Ethanol: Miracle or Mistake?
Florida is sinking millions into ethanol research and grants. But nobody
is even close to making it profitable.
Florida Trend, for publication on 7/01/08

"At his global warming summit in Miami last year, Gov. Charlie Crist
held out ethanol as a major tool in reducing greenhouse gases. No state,
he said, can match Florida’s capacity to produce ethanol. Since
virtually all the ethanol in the U.S. is made from corn, Crist was
anticipating a time when Florida entrepreneurs could take various forms
of cellulose that are plentiful in the state — citrus waste, sugar cane
waste, plants and trees — and distill ethanol from them.

Following Crist’s green lead, the Legislature this year mandated that
all gas sold in Florida have at least 10% ethanol by the end of 2010.
That translates into Florida needing some 861 million gallons of ethanol
annually in less than three years. To spur production in Florida, the
Legislature allocated $8 million this year for bioenergy project grants
and another $7 million for renewable energy and efficiency grants.
That’s on top of the $60 million the state already has given to would-be
ethanol developers and other biofuel researchers in Florida.

The federal government, which has been pushing cellulosic ethanol for
more than 30 years without so much as one commercial refinery to show
for it, has mandated 36 billion gallons of ethanol — 16 billion from
cellulose — in use by 2022 and is funding a host of research efforts
around the country.

Aside from the now-debated question whether ethanol may actually be
worse for the environment than fossil fuels, cost and risk remain a big
issue, even with oil spiking northward of $130 a barrel.

Now, just as the ethanol arithmetic has started to make economic sense,
the rising price of corn has driven the price of animal feed upward,
making citrus waste more attractive in the short term financially for
growers to sell as a feed source. Producing ethanol also can require
copious water - an issue in a state already struggling with the demand
on its water resources.

In June, Florida agribusiness firm and land developer Alico announced it
was abandoning plans to build a plant in LaBelle that would have turned
yard, wood and agricultural residue into ethanol, hydrogen, ammonia and
electricity. The company said it wouldn’t take the $33-million federal
grant that would have helped build the plant because the risks
outweighed “any reasonably anticipated benefits for Alico.”

Transporting the source crop for ethanol to the refinery drives up its
costs, so Florida will need a score or more of small refineries
scattered throughout the state to efficiently exploit timberland as an
ethanol source. But just because a technology carries a “green” label
doesn’t mean local residents will welcome an ethanol refinery.

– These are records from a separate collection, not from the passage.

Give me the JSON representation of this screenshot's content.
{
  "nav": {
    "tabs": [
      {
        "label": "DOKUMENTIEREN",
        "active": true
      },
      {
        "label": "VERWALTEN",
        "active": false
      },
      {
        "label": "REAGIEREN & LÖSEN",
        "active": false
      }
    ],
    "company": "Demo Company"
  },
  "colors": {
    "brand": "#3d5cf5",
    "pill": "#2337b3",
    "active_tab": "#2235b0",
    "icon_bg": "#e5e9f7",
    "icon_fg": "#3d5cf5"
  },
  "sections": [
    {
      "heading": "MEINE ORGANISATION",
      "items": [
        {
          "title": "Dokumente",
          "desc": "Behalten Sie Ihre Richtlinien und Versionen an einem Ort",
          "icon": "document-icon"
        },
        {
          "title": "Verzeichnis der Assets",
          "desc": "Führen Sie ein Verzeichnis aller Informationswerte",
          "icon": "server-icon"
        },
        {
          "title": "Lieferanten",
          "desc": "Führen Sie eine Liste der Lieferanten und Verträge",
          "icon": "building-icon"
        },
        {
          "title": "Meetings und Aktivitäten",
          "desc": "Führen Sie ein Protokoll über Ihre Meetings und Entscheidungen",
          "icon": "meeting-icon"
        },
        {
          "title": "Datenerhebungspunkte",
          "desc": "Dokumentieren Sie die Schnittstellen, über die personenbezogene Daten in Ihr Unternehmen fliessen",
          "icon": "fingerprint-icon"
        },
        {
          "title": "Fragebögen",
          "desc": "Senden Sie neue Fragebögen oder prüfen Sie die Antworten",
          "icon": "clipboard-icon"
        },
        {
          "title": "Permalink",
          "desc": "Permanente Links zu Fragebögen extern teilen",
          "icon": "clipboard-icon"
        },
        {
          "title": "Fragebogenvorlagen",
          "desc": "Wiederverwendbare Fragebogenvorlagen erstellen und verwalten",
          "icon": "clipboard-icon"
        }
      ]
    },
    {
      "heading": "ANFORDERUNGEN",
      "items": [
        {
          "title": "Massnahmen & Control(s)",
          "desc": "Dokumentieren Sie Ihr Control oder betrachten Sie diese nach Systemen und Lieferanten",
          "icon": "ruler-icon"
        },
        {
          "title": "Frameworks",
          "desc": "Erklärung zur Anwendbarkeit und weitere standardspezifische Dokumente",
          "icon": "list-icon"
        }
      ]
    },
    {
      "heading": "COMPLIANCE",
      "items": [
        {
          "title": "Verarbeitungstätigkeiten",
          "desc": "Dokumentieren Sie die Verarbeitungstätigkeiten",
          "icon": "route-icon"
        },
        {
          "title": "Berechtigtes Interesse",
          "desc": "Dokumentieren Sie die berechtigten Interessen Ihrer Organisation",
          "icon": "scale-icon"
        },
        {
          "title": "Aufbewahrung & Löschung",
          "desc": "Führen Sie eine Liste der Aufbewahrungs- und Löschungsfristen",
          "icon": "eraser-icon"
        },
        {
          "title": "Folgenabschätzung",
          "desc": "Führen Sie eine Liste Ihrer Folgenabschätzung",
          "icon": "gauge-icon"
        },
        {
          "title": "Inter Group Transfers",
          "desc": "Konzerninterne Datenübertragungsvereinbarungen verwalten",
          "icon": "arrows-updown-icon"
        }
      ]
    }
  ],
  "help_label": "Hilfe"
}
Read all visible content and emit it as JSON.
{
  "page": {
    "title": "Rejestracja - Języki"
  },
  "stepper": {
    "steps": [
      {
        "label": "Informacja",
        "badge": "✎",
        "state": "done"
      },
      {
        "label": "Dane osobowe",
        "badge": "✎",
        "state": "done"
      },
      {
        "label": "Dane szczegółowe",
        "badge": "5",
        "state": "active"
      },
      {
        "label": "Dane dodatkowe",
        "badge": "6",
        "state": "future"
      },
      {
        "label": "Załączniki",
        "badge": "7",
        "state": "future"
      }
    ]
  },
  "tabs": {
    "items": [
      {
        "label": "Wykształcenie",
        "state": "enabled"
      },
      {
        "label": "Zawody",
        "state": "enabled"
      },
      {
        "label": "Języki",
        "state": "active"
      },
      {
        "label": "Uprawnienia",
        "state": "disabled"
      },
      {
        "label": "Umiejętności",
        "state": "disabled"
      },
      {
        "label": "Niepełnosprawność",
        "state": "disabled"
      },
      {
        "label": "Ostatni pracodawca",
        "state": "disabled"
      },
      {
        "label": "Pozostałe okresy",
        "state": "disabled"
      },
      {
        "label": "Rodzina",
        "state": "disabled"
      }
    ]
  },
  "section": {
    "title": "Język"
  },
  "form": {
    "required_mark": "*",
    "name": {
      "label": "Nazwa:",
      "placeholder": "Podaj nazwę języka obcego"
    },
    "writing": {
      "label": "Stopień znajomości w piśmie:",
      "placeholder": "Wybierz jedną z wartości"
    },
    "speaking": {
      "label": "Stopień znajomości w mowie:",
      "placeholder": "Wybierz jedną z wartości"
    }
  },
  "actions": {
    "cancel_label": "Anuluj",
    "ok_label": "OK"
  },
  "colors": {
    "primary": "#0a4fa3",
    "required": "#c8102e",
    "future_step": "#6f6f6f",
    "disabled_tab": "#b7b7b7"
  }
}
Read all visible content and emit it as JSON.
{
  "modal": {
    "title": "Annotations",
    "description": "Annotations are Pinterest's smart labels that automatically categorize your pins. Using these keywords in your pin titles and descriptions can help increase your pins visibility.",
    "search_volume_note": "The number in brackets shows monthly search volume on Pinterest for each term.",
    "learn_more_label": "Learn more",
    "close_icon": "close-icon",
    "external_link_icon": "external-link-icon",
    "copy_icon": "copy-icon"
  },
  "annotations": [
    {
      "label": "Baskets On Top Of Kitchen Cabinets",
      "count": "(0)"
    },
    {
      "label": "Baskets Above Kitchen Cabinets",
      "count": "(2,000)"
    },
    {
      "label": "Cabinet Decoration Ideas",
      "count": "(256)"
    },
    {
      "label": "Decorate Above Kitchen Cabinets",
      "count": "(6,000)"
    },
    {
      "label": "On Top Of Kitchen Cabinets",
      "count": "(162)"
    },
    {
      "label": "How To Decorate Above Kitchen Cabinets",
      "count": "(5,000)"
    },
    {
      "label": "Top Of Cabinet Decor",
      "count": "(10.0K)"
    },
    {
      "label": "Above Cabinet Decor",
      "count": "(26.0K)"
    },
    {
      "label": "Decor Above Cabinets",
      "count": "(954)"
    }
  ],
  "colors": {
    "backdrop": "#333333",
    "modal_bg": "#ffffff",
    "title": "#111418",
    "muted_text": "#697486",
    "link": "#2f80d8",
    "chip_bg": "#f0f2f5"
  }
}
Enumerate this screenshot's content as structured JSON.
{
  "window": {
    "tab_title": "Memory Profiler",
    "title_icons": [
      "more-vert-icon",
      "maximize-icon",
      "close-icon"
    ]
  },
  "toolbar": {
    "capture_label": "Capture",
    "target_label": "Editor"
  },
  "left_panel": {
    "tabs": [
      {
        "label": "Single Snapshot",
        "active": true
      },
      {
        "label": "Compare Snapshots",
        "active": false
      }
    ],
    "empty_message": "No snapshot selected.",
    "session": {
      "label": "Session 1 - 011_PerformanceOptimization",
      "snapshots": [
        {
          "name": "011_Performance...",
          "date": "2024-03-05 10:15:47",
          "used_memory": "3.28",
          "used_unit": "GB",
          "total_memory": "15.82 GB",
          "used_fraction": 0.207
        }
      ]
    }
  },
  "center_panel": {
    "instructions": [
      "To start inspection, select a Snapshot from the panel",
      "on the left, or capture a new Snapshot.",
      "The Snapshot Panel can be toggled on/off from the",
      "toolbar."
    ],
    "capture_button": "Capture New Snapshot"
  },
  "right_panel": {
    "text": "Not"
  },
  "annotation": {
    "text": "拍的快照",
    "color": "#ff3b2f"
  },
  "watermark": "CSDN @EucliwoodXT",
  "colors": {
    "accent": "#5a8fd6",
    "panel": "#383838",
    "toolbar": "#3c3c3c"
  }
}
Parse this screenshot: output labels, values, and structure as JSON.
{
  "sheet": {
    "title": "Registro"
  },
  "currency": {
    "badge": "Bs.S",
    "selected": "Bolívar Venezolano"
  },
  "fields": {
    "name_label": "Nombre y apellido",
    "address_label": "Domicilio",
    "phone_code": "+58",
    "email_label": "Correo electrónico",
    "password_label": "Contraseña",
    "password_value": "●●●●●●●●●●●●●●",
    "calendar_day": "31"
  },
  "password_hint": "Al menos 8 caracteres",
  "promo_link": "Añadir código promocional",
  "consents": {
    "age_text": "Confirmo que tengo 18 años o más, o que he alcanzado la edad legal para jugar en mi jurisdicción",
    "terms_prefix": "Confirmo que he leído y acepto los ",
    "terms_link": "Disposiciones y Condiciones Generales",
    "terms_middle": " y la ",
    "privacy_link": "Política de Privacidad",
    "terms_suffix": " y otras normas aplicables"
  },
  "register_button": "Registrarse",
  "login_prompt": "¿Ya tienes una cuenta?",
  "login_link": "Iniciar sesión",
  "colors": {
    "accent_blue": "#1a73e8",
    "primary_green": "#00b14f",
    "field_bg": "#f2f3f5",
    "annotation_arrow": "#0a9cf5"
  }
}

With the state and federal government dictating ethanol use, an ethanol
process doesn’t have to prove cheaper, more efficient or more
environmentally friendly than gas; it just has to prove superior to the
other alternatives to meet the government-required demand. And so it’s
inevitable that Florida entrepreneurs and researchers will continue to
chase ethanol development."

Dr. Ann C. Wilkie                          Tel: (352)392-8699
Soil and Water Science Department          Fax: (352)392-7008
University of Florida-IFAS
P.O. Box 110960                         E-mail: [log in to unmask]
Gainesville, FL 32611-0960
Campus location: Environmental Microbiology Laboratory (Bldg. 246).
BioEnergy and Sustainable Technology Society